Given information:
=======

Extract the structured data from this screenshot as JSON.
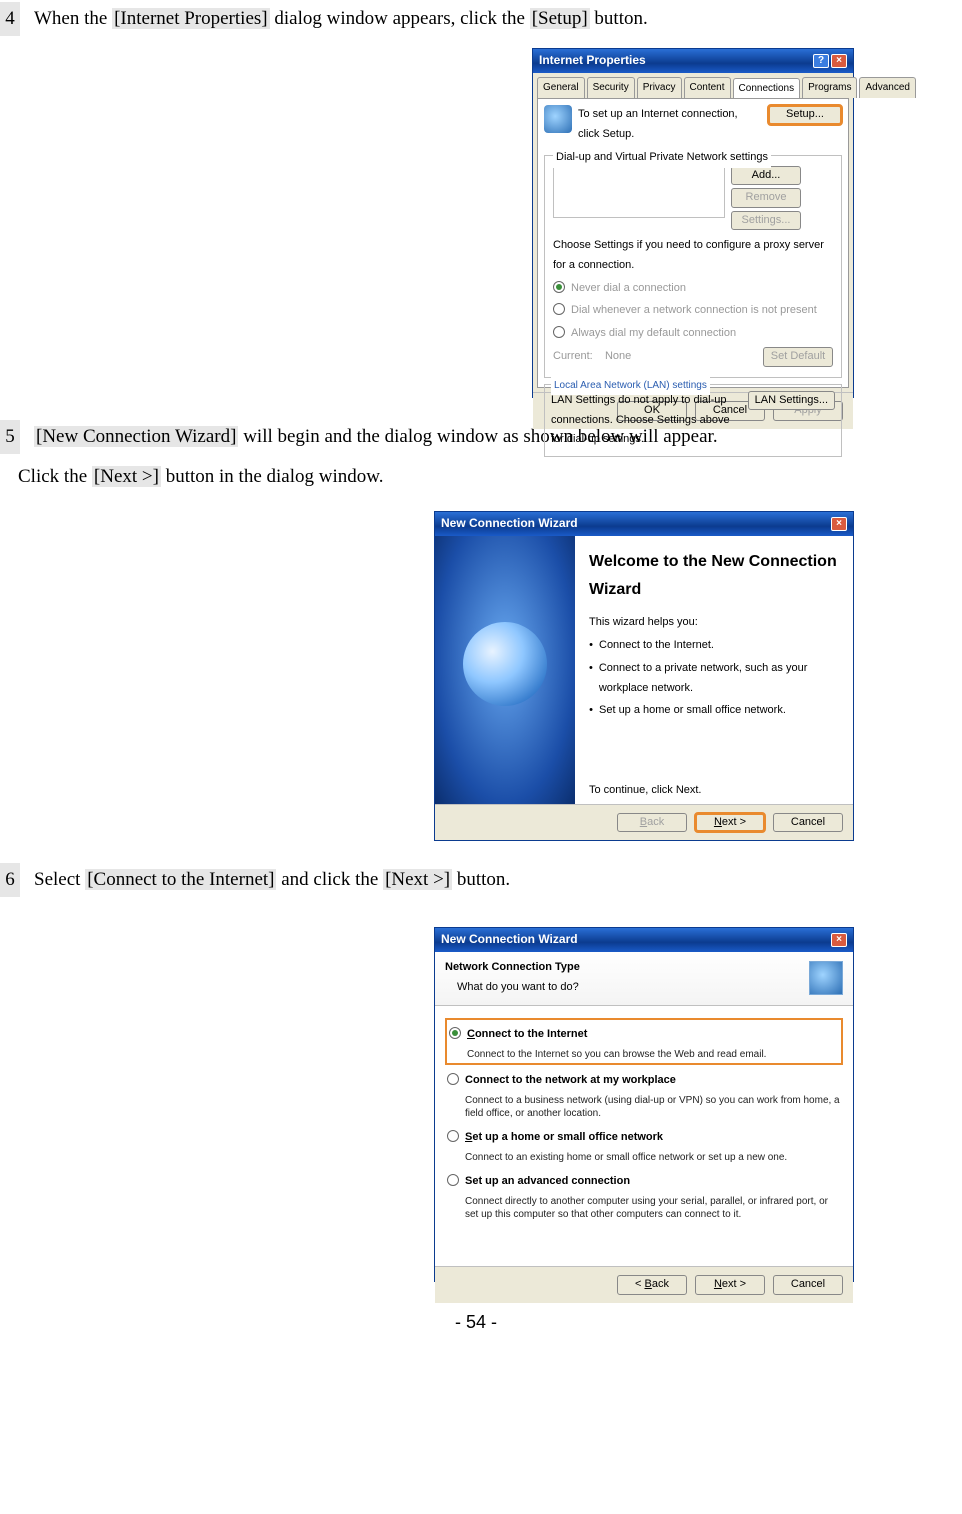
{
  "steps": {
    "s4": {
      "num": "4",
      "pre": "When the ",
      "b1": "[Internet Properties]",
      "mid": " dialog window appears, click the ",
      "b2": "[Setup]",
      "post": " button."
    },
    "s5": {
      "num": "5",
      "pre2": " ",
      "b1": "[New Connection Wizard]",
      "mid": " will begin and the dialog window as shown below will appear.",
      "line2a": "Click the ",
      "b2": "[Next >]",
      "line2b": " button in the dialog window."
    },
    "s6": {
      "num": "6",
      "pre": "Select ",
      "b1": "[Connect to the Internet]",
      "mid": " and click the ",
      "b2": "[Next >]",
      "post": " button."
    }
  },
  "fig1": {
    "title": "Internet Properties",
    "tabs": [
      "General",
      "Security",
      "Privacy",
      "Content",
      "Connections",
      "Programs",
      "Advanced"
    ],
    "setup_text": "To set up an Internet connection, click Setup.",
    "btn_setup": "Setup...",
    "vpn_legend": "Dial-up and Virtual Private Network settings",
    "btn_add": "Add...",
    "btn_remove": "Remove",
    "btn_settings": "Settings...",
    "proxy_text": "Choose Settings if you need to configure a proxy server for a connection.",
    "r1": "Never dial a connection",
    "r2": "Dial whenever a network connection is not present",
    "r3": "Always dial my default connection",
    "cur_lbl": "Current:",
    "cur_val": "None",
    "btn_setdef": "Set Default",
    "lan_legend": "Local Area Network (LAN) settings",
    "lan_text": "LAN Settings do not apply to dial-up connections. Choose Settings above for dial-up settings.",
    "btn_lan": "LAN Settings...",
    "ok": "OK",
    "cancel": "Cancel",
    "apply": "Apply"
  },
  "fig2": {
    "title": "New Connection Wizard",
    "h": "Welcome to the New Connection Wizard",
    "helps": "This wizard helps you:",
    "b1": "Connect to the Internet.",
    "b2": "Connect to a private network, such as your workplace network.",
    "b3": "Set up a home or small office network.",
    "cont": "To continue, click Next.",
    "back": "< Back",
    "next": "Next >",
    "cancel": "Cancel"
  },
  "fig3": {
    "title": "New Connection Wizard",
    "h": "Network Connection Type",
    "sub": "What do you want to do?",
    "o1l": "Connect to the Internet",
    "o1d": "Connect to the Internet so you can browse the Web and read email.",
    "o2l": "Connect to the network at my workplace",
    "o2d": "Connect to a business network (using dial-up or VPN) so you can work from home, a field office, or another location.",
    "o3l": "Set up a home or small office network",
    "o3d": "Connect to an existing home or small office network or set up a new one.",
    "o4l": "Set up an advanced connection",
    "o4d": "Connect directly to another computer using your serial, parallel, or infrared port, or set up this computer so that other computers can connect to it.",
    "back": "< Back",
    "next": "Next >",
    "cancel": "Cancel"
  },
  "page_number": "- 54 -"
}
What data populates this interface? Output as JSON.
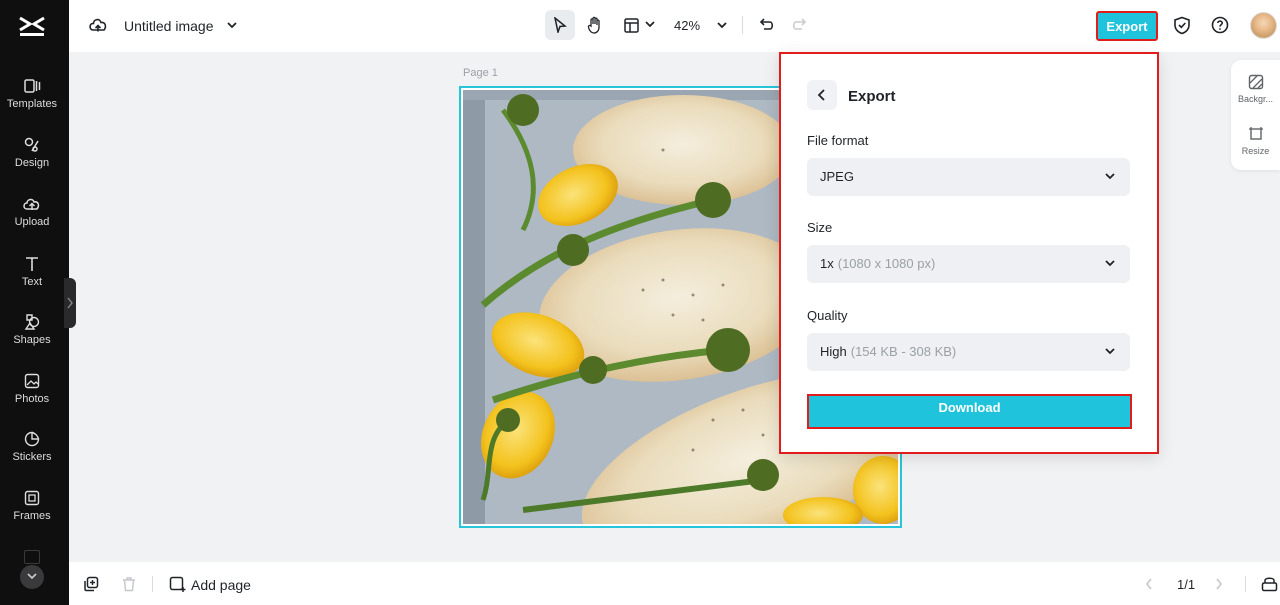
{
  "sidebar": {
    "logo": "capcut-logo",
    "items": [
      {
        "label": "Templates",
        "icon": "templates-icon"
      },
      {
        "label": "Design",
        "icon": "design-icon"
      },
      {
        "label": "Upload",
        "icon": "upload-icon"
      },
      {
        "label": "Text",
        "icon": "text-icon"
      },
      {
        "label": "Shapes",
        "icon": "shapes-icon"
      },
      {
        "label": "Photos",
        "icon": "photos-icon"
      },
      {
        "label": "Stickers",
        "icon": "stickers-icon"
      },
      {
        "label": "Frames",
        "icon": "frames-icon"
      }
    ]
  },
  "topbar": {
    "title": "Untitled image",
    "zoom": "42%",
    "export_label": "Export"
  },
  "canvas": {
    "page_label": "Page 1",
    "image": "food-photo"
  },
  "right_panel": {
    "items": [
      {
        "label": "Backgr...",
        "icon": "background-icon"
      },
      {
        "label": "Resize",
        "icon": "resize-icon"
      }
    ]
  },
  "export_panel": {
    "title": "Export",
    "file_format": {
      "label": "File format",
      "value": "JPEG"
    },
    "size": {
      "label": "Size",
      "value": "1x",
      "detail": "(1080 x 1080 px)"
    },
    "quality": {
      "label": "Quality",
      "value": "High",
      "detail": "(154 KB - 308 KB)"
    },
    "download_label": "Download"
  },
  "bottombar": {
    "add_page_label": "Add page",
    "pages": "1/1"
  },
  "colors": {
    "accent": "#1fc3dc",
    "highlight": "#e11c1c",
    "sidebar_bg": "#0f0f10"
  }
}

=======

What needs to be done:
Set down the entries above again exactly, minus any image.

Output of the exercise:
Extract the structured data from this screenshot as JSON.
{
  "steps": {
    "s4": {
      "num": "4",
      "pre": "When the ",
      "b1": "[Internet Properties]",
      "mid": " dialog window appears, click the ",
      "b2": "[Setup]",
      "post": " button."
    },
    "s5": {
      "num": "5",
      "pre2": " ",
      "b1": "[New Connection Wizard]",
      "mid": " will begin and the dialog window as shown below will appear.",
      "line2a": "Click the ",
      "b2": "[Next >]",
      "line2b": " button in the dialog window."
    },
    "s6": {
      "num": "6",
      "pre": "Select ",
      "b1": "[Connect to the Internet]",
      "mid": " and click the ",
      "b2": "[Next >]",
      "post": " button."
    }
  },
  "fig1": {
    "title": "Internet Properties",
    "tabs": [
      "General",
      "Security",
      "Privacy",
      "Content",
      "Connections",
      "Programs",
      "Advanced"
    ],
    "setup_text": "To set up an Internet connection, click Setup.",
    "btn_setup": "Setup...",
    "vpn_legend": "Dial-up and Virtual Private Network settings",
    "btn_add": "Add...",
    "btn_remove": "Remove",
    "btn_settings": "Settings...",
    "proxy_text": "Choose Settings if you need to configure a proxy server for a connection.",
    "r1": "Never dial a connection",
    "r2": "Dial whenever a network connection is not present",
    "r3": "Always dial my default connection",
    "cur_lbl": "Current:",
    "cur_val": "None",
    "btn_setdef": "Set Default",
    "lan_legend": "Local Area Network (LAN) settings",
    "lan_text": "LAN Settings do not apply to dial-up connections. Choose Settings above for dial-up settings.",
    "btn_lan": "LAN Settings...",
    "ok": "OK",
    "cancel": "Cancel",
    "apply": "Apply"
  },
  "fig2": {
    "title": "New Connection Wizard",
    "h": "Welcome to the New Connection Wizard",
    "helps": "This wizard helps you:",
    "b1": "Connect to the Internet.",
    "b2": "Connect to a private network, such as your workplace network.",
    "b3": "Set up a home or small office network.",
    "cont": "To continue, click Next.",
    "back": "< Back",
    "next": "Next >",
    "cancel": "Cancel"
  },
  "fig3": {
    "title": "New Connection Wizard",
    "h": "Network Connection Type",
    "sub": "What do you want to do?",
    "o1l": "Connect to the Internet",
    "o1d": "Connect to the Internet so you can browse the Web and read email.",
    "o2l": "Connect to the network at my workplace",
    "o2d": "Connect to a business network (using dial-up or VPN) so you can work from home, a field office, or another location.",
    "o3l": "Set up a home or small office network",
    "o3d": "Connect to an existing home or small office network or set up a new one.",
    "o4l": "Set up an advanced connection",
    "o4d": "Connect directly to another computer using your serial, parallel, or infrared port, or set up this computer so that other computers can connect to it.",
    "back": "< Back",
    "next": "Next >",
    "cancel": "Cancel"
  },
  "page_number": "- 54 -"
}
What data populates this interface? Output as JSON.
{
  "sidebar": {
    "logo": "capcut-logo",
    "items": [
      {
        "label": "Templates",
        "icon": "templates-icon"
      },
      {
        "label": "Design",
        "icon": "design-icon"
      },
      {
        "label": "Upload",
        "icon": "upload-icon"
      },
      {
        "label": "Text",
        "icon": "text-icon"
      },
      {
        "label": "Shapes",
        "icon": "shapes-icon"
      },
      {
        "label": "Photos",
        "icon": "photos-icon"
      },
      {
        "label": "Stickers",
        "icon": "stickers-icon"
      },
      {
        "label": "Frames",
        "icon": "frames-icon"
      }
    ]
  },
  "topbar": {
    "title": "Untitled image",
    "zoom": "42%",
    "export_label": "Export"
  },
  "canvas": {
    "page_label": "Page 1",
    "image": "food-photo"
  },
  "right_panel": {
    "items": [
      {
        "label": "Backgr...",
        "icon": "background-icon"
      },
      {
        "label": "Resize",
        "icon": "resize-icon"
      }
    ]
  },
  "export_panel": {
    "title": "Export",
    "file_format": {
      "label": "File format",
      "value": "JPEG"
    },
    "size": {
      "label": "Size",
      "value": "1x",
      "detail": "(1080 x 1080 px)"
    },
    "quality": {
      "label": "Quality",
      "value": "High",
      "detail": "(154 KB - 308 KB)"
    },
    "download_label": "Download"
  },
  "bottombar": {
    "add_page_label": "Add page",
    "pages": "1/1"
  },
  "colors": {
    "accent": "#1fc3dc",
    "highlight": "#e11c1c",
    "sidebar_bg": "#0f0f10"
  }
}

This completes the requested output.